1) A picture of Schaetzel as a young soldier; 2) Waters (at right) and Schaetzel catch up at the dealership where Schaetzel still sells Chevrolet vehicles; 3) Waters' famous grandfather's boots, along with a photo of him with Patton when he was a child.
Life comes full circle
The year was 1945. The battlefield was in Germany. A bazooka had ripped into Schaetzel’s tank, killing three of his comrades and immobilizing their vehicle.
“If you’re in an area with casualties, you don’t just abandon them,” says Schaetzel, who served as a tank driver. “I was charged with the responsibility of staying with them overnight. I was feeling very scared because I was all by myself and I wasn’t feeling too well because I had been burned.
“The next morning, a jeep came driving up,” he adds. “It had a license plate with four stars. I said, ‘Holy man! It’s Gen. Patton.’ He jumped out and hopped onto the back deck of my tank. He put his arm over my shoulder and said, ‘Soldier, what happened here?’ I told him, ‘Take a look in my turret.’
“[After he saw the soldiers’ bodies], he was just white in the face. He came back and hunkered down alongside me and said, ‘You OK?’ I said, ‘I’ll be OK.’ He said, ‘Where are you from?’ I said, ‘Wisconsin.’ He patted me on the back and said, ‘Good luck, soldier,’ and jumped off the tank and got into his jeep and drove away.”
Seven decades later, when Waters picked up his new Equinox, he was surprised to discover it sported a four-star license plate, as well as his famous grandfather’s division medallion on the grille, the trunk, and each side of the vehicle. Schaetzel also had signed the dashboard and a Chevrolet hat that Waters keeps in the vehicle.
“George was overwhelmed,” Schaetzel says. “He brought his grandfather’s boots along and showed them to me. It made quite an impression. It was a real honor that Gen. Patton’s grandson chose to buy a vehicle from me. It cost him a lot to ship it home [to South Carolina]. But he didn’t care. If he was going to buy a vehicle, he was going to buy it from me.”

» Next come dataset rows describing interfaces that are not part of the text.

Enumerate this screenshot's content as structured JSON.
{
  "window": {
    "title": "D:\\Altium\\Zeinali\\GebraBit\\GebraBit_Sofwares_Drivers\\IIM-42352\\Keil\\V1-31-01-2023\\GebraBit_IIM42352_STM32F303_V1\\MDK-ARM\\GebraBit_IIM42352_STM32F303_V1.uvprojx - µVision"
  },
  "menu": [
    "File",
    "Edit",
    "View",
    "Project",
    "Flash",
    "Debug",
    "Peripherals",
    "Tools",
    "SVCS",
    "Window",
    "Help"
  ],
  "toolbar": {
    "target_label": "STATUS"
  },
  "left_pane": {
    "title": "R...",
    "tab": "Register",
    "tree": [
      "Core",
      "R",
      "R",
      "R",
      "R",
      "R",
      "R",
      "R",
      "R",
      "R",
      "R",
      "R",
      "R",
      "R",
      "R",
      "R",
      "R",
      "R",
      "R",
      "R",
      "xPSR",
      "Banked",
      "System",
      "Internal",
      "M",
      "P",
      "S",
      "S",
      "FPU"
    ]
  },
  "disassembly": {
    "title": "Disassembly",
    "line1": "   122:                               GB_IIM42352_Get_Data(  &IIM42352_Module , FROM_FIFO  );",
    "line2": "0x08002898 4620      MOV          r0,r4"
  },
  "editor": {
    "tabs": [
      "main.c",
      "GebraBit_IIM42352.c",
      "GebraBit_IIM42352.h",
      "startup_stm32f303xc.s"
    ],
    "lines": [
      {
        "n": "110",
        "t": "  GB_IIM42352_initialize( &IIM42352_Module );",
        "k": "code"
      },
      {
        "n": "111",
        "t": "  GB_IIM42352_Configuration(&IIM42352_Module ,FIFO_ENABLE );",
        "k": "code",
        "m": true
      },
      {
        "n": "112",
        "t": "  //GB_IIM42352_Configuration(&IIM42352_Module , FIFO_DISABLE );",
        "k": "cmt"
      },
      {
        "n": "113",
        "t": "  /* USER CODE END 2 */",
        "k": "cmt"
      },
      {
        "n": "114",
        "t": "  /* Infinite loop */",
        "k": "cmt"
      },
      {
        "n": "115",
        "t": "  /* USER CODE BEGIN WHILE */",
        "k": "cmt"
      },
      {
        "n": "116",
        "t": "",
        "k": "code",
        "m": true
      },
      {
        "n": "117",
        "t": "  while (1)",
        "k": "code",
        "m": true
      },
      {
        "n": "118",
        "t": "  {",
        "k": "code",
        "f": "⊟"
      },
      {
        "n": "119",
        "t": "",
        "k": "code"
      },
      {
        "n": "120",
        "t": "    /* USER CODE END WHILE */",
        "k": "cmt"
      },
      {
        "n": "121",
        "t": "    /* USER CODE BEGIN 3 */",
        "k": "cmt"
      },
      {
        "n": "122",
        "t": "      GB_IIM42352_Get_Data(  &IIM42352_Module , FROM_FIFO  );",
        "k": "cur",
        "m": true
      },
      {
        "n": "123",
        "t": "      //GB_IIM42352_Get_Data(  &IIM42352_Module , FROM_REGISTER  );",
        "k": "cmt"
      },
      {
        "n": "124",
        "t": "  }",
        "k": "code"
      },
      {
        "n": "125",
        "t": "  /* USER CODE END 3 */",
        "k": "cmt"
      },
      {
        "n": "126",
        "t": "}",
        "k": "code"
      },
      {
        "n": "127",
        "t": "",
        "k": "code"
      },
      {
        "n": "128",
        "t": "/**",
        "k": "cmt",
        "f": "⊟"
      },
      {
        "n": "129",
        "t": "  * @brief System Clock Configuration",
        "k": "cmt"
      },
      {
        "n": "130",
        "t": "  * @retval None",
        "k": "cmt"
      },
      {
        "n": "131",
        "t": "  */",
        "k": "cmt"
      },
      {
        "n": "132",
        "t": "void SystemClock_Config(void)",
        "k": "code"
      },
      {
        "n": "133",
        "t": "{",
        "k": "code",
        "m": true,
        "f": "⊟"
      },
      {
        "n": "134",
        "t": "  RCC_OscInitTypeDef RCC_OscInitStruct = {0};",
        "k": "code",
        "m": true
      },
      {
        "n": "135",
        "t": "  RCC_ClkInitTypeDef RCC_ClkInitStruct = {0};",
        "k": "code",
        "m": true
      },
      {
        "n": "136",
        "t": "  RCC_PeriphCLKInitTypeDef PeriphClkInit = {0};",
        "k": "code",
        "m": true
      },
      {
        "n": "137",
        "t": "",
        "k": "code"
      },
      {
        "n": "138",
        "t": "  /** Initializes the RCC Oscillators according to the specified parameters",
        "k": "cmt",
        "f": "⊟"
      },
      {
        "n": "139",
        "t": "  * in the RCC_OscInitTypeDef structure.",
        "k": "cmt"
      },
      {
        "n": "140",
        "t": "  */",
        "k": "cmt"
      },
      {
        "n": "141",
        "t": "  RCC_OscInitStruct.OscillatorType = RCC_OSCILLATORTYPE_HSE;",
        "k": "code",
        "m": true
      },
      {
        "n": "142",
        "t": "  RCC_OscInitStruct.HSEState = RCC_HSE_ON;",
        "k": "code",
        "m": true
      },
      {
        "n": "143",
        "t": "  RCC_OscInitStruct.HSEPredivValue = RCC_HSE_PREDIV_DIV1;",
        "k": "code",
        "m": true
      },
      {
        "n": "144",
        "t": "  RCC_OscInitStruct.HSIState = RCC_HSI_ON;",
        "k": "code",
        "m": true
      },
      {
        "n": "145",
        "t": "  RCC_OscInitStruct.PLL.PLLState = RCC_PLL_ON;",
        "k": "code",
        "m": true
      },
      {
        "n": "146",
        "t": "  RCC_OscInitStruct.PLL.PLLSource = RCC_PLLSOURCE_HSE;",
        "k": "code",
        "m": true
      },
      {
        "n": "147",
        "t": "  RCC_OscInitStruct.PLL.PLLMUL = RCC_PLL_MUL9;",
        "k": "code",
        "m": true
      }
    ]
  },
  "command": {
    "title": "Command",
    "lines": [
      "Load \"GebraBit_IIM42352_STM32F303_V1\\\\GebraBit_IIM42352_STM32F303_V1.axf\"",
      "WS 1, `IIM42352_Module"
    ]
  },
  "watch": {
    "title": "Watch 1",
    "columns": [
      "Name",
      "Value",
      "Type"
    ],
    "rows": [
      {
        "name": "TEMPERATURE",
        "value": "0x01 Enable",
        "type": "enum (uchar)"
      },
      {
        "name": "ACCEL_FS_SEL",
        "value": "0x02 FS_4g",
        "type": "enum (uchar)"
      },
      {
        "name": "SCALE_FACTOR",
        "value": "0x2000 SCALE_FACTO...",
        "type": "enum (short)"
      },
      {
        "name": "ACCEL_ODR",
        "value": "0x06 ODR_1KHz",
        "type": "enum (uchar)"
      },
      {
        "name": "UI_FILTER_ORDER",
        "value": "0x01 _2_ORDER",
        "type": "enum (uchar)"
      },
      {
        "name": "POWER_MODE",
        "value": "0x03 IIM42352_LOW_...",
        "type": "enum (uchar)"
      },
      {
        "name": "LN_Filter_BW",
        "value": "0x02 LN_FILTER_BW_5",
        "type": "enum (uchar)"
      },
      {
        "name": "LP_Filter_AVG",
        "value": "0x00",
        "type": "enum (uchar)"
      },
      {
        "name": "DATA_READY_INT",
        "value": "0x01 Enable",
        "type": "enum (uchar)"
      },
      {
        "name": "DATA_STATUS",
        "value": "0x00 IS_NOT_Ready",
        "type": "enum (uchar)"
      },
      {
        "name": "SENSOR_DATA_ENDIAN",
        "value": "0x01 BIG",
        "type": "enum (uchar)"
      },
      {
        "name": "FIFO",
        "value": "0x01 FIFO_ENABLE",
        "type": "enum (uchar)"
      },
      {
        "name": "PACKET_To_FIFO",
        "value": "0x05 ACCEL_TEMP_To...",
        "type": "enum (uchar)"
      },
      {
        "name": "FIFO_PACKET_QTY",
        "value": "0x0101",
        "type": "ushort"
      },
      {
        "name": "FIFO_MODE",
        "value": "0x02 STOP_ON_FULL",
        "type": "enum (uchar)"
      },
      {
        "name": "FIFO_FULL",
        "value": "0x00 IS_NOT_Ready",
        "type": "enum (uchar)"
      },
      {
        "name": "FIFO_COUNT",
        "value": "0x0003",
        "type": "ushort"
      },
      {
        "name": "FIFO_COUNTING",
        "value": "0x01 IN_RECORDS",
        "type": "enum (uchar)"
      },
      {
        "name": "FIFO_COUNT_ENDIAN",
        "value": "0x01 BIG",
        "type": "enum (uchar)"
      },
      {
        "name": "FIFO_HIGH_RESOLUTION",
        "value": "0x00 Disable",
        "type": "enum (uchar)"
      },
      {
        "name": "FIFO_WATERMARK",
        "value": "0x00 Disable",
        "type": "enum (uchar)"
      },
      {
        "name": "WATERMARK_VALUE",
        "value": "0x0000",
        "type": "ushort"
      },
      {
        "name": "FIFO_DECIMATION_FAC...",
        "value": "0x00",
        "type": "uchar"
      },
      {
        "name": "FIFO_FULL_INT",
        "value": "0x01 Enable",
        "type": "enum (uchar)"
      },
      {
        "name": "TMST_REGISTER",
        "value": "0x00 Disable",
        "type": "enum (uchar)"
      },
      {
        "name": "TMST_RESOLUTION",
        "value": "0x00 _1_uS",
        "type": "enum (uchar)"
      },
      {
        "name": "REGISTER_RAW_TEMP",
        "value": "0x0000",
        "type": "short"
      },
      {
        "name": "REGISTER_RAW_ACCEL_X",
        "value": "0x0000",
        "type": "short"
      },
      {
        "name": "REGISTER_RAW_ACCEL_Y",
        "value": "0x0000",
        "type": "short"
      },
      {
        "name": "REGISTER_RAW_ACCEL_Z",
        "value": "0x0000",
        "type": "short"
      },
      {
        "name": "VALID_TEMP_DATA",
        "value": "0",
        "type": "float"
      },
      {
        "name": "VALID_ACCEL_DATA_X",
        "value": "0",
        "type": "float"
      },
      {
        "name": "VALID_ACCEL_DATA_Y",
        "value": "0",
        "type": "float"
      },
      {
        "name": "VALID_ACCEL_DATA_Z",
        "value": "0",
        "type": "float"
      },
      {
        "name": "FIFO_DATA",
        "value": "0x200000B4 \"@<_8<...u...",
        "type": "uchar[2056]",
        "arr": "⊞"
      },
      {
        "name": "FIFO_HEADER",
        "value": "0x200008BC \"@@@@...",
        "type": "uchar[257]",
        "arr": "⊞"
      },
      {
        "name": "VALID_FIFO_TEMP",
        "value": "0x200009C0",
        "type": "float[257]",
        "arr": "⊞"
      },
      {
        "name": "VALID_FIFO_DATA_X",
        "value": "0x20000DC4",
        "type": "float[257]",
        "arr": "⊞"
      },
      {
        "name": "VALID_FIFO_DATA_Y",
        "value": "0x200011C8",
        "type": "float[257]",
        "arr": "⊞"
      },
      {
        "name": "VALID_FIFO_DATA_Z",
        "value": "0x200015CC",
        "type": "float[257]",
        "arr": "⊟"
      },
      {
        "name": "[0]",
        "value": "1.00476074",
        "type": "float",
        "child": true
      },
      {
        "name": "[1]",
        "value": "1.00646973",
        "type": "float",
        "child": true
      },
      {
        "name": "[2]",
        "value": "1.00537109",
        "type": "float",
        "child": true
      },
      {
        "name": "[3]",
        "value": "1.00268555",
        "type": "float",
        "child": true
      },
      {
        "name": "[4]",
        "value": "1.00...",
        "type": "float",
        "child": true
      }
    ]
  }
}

Waters says the honor was all his. He met his grandfather in 1945, when he was 4 years old.
“I remember him; he was a great big man,” Waters says. “He had two languages: one was English and the other was profanity. Despite all his gruffness, he was a very loving person.
“It was a thrill for me to buy a car from a guy who drove a tank for my grandfather,” Waters adds. “It’s kind of—what goes around comes around. He’s the luckiest guy in the world to be alive, and I’m even more lucky to meet him. It’s just amazing how all of this came together.”
STORY: LESLIE ELLIS/PHOTOGRAPHY: KEVIN NETZ